Pfizer and Takeda are just some of the big names that currently use AskBio’s products. Under the agreement with Bayer, AskBio will remain its own company, but Bayer will own full rights to their pipeline of therapies for congestive heart failure, Pompe disease, Parkinson’s disease, and other central nervous system, metabolic, and cardiovascular ailments.

“Our innovation in capsid re-engineering and promoter design, coupled with our scaled manufacturing processes, gives us the tools to provide gene therapy solutions to more people suffering from a wider spectrum of disease that is not being adequately treated today,” said Samulski.

The acquisition not only boosts Bayer’s gene therapy portfolio but allows for a strategic foundation to be laid for future AAV-based partnerships. Bayer hopes the deal will secure their place at the forefront of gene therapy, enabling them to both cure and prevent diseases born of genetic abnormalities.

In preparation for the increased workload and production the acquisition will promote, AskBio is hiring across the board, and rapidly expanding its small, North Carolina facility.
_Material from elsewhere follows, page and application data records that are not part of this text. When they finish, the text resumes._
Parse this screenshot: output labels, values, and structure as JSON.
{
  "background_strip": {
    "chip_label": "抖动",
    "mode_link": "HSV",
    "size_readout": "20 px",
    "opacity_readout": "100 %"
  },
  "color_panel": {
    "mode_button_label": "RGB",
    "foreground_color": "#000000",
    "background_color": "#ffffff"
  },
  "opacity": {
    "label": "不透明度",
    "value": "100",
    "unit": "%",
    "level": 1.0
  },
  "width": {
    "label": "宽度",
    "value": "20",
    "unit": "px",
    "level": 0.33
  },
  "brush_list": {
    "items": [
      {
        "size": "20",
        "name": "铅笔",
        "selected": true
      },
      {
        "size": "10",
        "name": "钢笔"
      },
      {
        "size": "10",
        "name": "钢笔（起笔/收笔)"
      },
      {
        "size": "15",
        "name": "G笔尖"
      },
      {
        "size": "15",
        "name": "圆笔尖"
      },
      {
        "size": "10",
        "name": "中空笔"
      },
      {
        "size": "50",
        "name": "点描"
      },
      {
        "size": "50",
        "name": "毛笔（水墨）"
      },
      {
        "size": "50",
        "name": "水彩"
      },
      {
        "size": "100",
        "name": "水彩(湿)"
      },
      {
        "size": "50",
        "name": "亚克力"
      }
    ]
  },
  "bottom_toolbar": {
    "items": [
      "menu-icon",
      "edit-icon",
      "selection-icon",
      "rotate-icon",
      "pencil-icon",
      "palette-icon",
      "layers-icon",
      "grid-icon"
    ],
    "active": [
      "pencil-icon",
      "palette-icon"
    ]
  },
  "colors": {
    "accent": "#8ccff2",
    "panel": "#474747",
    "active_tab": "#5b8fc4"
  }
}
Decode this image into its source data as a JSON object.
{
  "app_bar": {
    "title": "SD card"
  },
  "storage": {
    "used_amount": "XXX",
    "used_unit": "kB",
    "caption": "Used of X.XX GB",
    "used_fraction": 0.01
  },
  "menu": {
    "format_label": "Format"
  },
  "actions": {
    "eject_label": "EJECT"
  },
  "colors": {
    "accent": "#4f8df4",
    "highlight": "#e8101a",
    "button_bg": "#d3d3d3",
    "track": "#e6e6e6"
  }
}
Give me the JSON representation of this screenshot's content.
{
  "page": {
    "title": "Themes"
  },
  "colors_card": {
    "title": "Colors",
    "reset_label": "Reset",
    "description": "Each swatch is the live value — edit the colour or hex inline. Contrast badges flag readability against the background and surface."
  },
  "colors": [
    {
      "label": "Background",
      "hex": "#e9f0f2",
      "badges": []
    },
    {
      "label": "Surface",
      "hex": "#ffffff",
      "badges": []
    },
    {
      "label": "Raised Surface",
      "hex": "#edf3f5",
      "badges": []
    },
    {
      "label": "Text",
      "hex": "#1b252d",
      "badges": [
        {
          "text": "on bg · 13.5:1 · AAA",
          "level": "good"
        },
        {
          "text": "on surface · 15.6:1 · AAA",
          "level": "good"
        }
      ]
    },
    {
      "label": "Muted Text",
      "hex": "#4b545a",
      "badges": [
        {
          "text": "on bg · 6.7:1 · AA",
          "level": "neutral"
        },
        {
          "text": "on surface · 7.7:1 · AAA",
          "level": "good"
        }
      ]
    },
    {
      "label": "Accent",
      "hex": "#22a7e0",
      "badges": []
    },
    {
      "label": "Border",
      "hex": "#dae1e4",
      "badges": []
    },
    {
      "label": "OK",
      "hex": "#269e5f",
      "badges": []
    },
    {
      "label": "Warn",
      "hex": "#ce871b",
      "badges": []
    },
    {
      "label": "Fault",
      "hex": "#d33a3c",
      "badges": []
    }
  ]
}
The company currently employs over 300 people, and that number will soon increase as positions open up on the lab side as well as in finance and human resources.